• Activity
Write out the records beneath this line exactly as they appear, minus any images.

════════════════════

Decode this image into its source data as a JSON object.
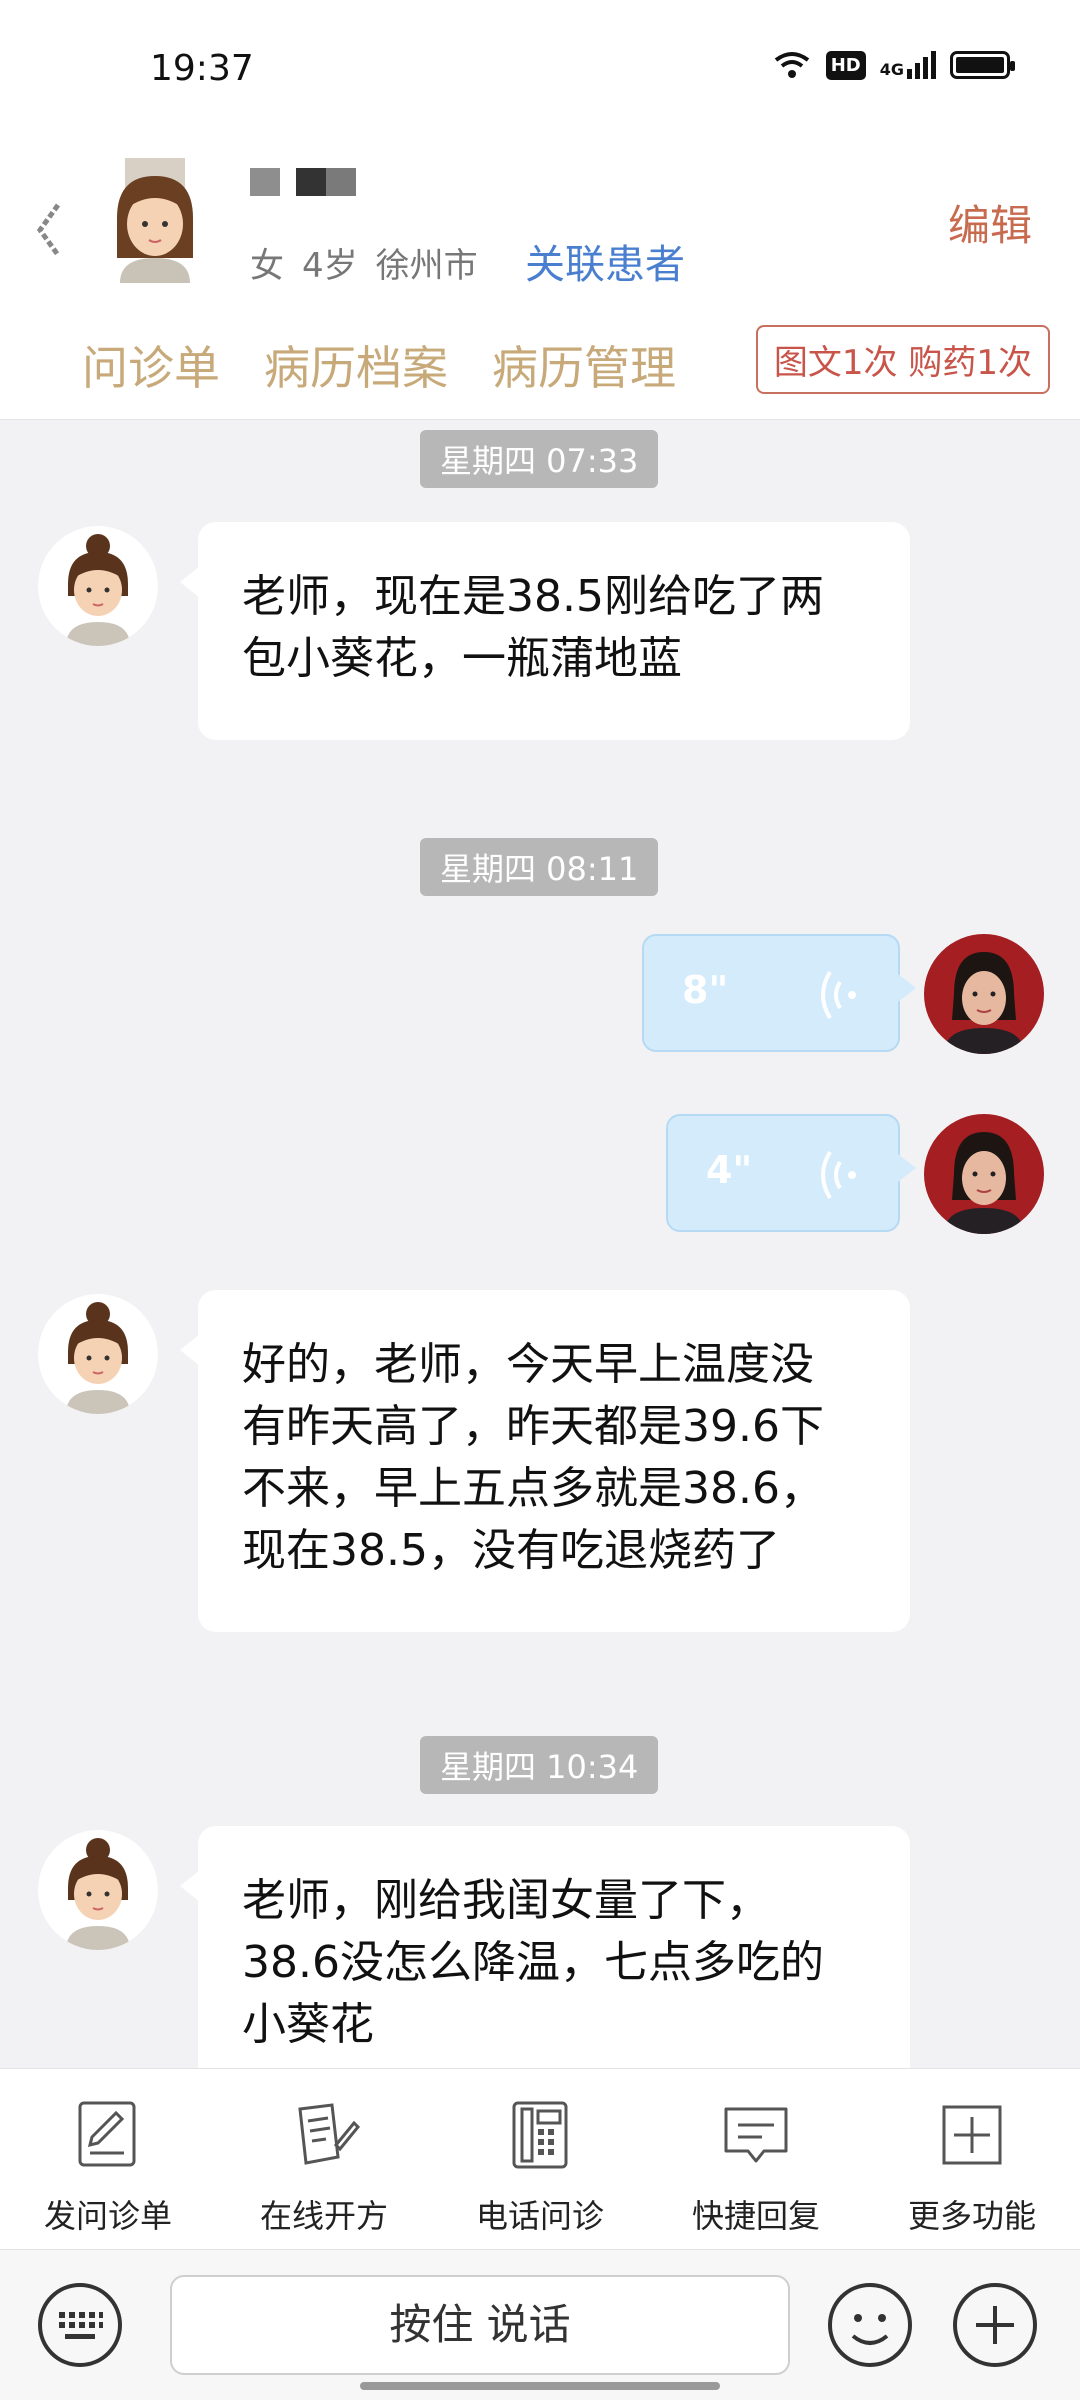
{
  "status": {
    "time": "19:37",
    "hd": "HD",
    "network": "4G"
  },
  "header": {
    "gender": "女",
    "age": "4岁",
    "city": "徐州市",
    "link_patient": "关联患者",
    "edit": "编辑",
    "tabs": [
      "问诊单",
      "病历档案",
      "病历管理"
    ],
    "count_badge": "图文1次 购药1次"
  },
  "chat": [
    {
      "type": "time",
      "text": "星期四 07:33"
    },
    {
      "type": "text",
      "side": "left",
      "text": [
        "老师，现在是38.5刚给吃了两",
        "包小葵花，一瓶蒲地蓝"
      ]
    },
    {
      "type": "time",
      "text": "星期四 08:11"
    },
    {
      "type": "voice",
      "side": "right",
      "duration": "8\""
    },
    {
      "type": "voice",
      "side": "right",
      "duration": "4\""
    },
    {
      "type": "text",
      "side": "left",
      "text": [
        "好的，老师，今天早上温度没",
        "有昨天高了，昨天都是39.6下",
        "不来，早上五点多就是38.6，",
        "现在38.5，没有吃退烧药了"
      ]
    },
    {
      "type": "time",
      "text": "星期四 10:34"
    },
    {
      "type": "text",
      "side": "left",
      "text": [
        "老师，刚给我闺女量了下，",
        "38.6没怎么降温，七点多吃的",
        "小葵花"
      ]
    }
  ],
  "toolbar": [
    {
      "label": "发问诊单",
      "icon": "form-edit-icon"
    },
    {
      "label": "在线开方",
      "icon": "prescription-icon"
    },
    {
      "label": "电话问诊",
      "icon": "phone-icon"
    },
    {
      "label": "快捷回复",
      "icon": "message-icon"
    },
    {
      "label": "更多功能",
      "icon": "plus-square-icon"
    }
  ],
  "input": {
    "hold_to_talk": "按住 说话"
  },
  "colors": {
    "accent_tab": "#c7a97a",
    "link": "#4a7fd0",
    "edit": "#c86a4e",
    "voice_bubble": "#d4ebfb"
  }
}
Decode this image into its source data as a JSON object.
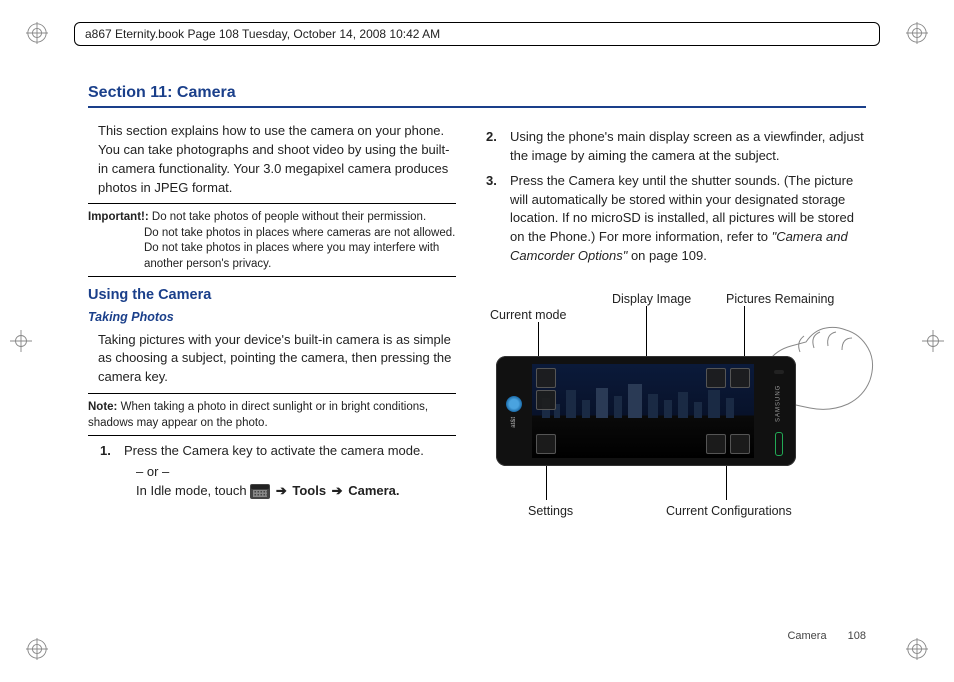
{
  "page_header": "a867 Eternity.book  Page 108  Tuesday, October 14, 2008  10:42 AM",
  "section_title": "Section 11: Camera",
  "intro": "This section explains how to use the camera on your phone. You can take photographs and shoot video by using the built-in camera functionality. Your 3.0 megapixel camera produces photos in JPEG format.",
  "important_label": "Important!:",
  "important_lines": [
    "Do not take photos of people without their permission.",
    "Do not take photos in places where cameras are not allowed.",
    "Do not take photos in places where you may interfere with another person's privacy."
  ],
  "h2_using": "Using the Camera",
  "h3_taking": "Taking Photos",
  "taking_body": "Taking pictures with your device's built-in camera is as simple as choosing a subject, pointing the camera, then pressing the camera key.",
  "note_label": "Note:",
  "note_body": "When taking a photo in direct sunlight or in bright conditions, shadows may appear on the photo.",
  "steps": {
    "s1": "Press the Camera key to activate the camera mode.",
    "s1_or": "– or –",
    "s1_b_pre": "In Idle mode, touch ",
    "s1_b_post_tools": "Tools",
    "s1_b_post_camera": "Camera.",
    "s2": "Using the phone's main display screen as a viewfinder, adjust the image by aiming the camera at the subject.",
    "s3_a": "Press the Camera key until the shutter sounds. (The picture will automatically be stored within your designated storage location. If no microSD is installed, all pictures will be stored on the Phone.) For more information, refer to ",
    "s3_ref": "\"Camera and Camcorder Options\"",
    "s3_b": "  on page 109."
  },
  "diagram_labels": {
    "current_mode": "Current mode",
    "display_image": "Display Image",
    "pictures_remaining": "Pictures Remaining",
    "settings": "Settings",
    "current_config": "Current Configurations"
  },
  "brand_att": "at&t",
  "brand_samsung": "SAMSUNG",
  "footer_label": "Camera",
  "footer_page": "108"
}
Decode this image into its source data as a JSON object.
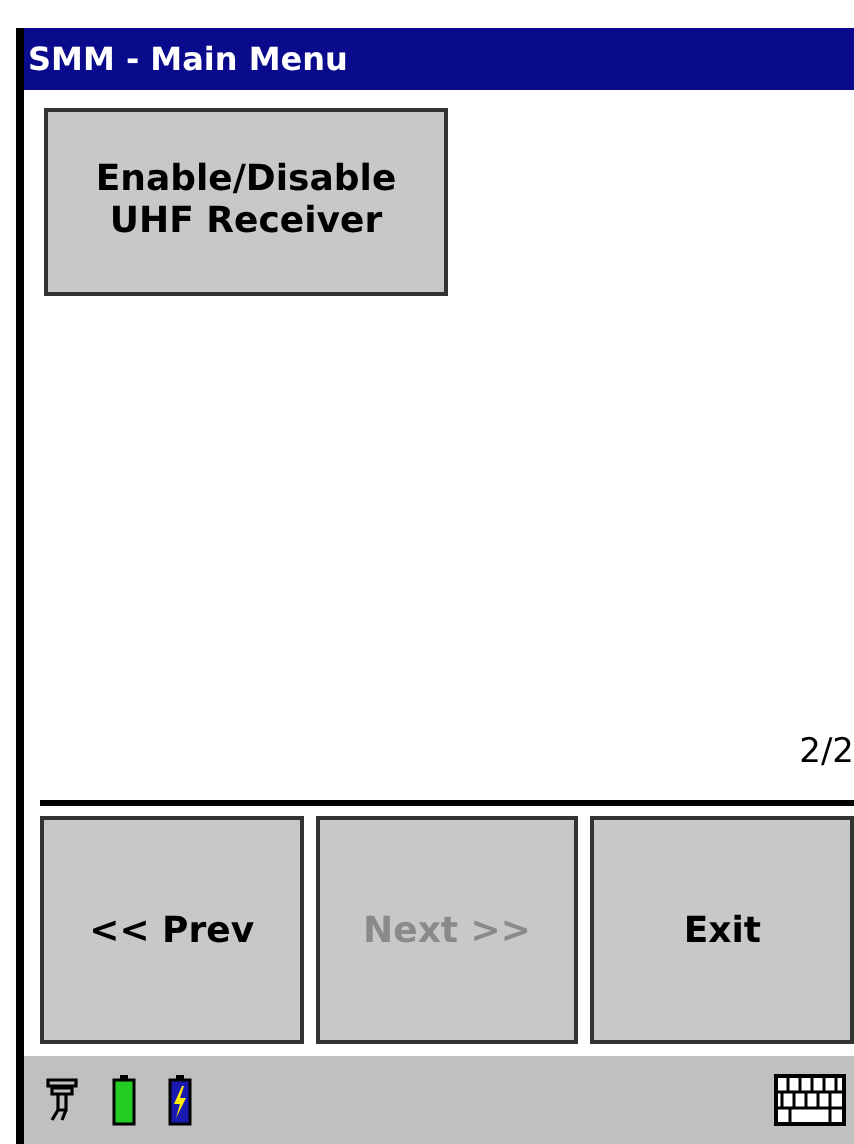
{
  "window": {
    "title": "SMM - Main Menu"
  },
  "menu_buttons": [
    {
      "label": "Enable/Disable\nUHF Receiver",
      "disabled": false
    }
  ],
  "page_indicator": "2/2",
  "nav_buttons": [
    {
      "label": "<< Prev",
      "disabled": false
    },
    {
      "label": "Next >>",
      "disabled": true
    },
    {
      "label": "Exit",
      "disabled": false
    }
  ]
}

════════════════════

• Response below
Decode this image into its source data as a JSON object.
{
  "status": {
    "time": "19:37",
    "hd": "HD",
    "network": "4G"
  },
  "header": {
    "gender": "女",
    "age": "4岁",
    "city": "徐州市",
    "link_patient": "关联患者",
    "edit": "编辑",
    "tabs": [
      "问诊单",
      "病历档案",
      "病历管理"
    ],
    "count_badge": "图文1次 购药1次"
  },
  "chat": [
    {
      "type": "time",
      "text": "星期四 07:33"
    },
    {
      "type": "text",
      "side": "left",
      "text": [
        "老师，现在是38.5刚给吃了两",
        "包小葵花，一瓶蒲地蓝"
      ]
    },
    {
      "type": "time",
      "text": "星期四 08:11"
    },
    {
      "type": "voice",
      "side": "right",
      "duration": "8\""
    },
    {
      "type": "voice",
      "side": "right",
      "duration": "4\""
    },
    {
      "type": "text",
      "side": "left",
      "text": [
        "好的，老师，今天早上温度没",
        "有昨天高了，昨天都是39.6下",
        "不来，早上五点多就是38.6，",
        "现在38.5，没有吃退烧药了"
      ]
    },
    {
      "type": "time",
      "text": "星期四 10:34"
    },
    {
      "type": "text",
      "side": "left",
      "text": [
        "老师，刚给我闺女量了下，",
        "38.6没怎么降温，七点多吃的",
        "小葵花"
      ]
    }
  ],
  "toolbar": [
    {
      "label": "发问诊单",
      "icon": "form-edit-icon"
    },
    {
      "label": "在线开方",
      "icon": "prescription-icon"
    },
    {
      "label": "电话问诊",
      "icon": "phone-icon"
    },
    {
      "label": "快捷回复",
      "icon": "message-icon"
    },
    {
      "label": "更多功能",
      "icon": "plus-square-icon"
    }
  ],
  "input": {
    "hold_to_talk": "按住 说话"
  },
  "colors": {
    "accent_tab": "#c7a97a",
    "link": "#4a7fd0",
    "edit": "#c86a4e",
    "voice_bubble": "#d4ebfb"
  }
}
Decode this image into its source data as a JSON object.
{
  "page_header": "a867 Eternity.book  Page 108  Tuesday, October 14, 2008  10:42 AM",
  "section_title": "Section 11: Camera",
  "intro": "This section explains how to use the camera on your phone. You can take photographs and shoot video by using the built-in camera functionality. Your 3.0 megapixel camera produces photos in JPEG format.",
  "important_label": "Important!:",
  "important_lines": [
    "Do not take photos of people without their permission.",
    "Do not take photos in places where cameras are not allowed.",
    "Do not take photos in places where you may interfere with another person's privacy."
  ],
  "h2_using": "Using the Camera",
  "h3_taking": "Taking Photos",
  "taking_body": "Taking pictures with your device's built-in camera is as simple as choosing a subject, pointing the camera, then pressing the camera key.",
  "note_label": "Note:",
  "note_body": "When taking a photo in direct sunlight or in bright conditions, shadows may appear on the photo.",
  "steps": {
    "s1": "Press the Camera key to activate the camera mode.",
    "s1_or": "– or –",
    "s1_b_pre": "In Idle mode, touch ",
    "s1_b_post_tools": "Tools",
    "s1_b_post_camera": "Camera.",
    "s2": "Using the phone's main display screen as a viewfinder, adjust the image by aiming the camera at the subject.",
    "s3_a": "Press the Camera key until the shutter sounds. (The picture will automatically be stored within your designated storage location. If no microSD is installed, all pictures will be stored on the Phone.) For more information, refer to ",
    "s3_ref": "\"Camera and Camcorder Options\"",
    "s3_b": "  on page 109."
  },
  "diagram_labels": {
    "current_mode": "Current mode",
    "display_image": "Display Image",
    "pictures_remaining": "Pictures Remaining",
    "settings": "Settings",
    "current_config": "Current Configurations"
  },
  "brand_att": "at&t",
  "brand_samsung": "SAMSUNG",
  "footer_label": "Camera",
  "footer_page": "108"
}
Decode this image into its source data as a JSON object.
{
  "window": {
    "title": "SMM - Main Menu"
  },
  "menu_buttons": [
    {
      "label": "Enable/Disable\nUHF Receiver",
      "disabled": false
    }
  ],
  "page_indicator": "2/2",
  "nav_buttons": [
    {
      "label": "<< Prev",
      "disabled": false
    },
    {
      "label": "Next >>",
      "disabled": true
    },
    {
      "label": "Exit",
      "disabled": false
    }
  ]
}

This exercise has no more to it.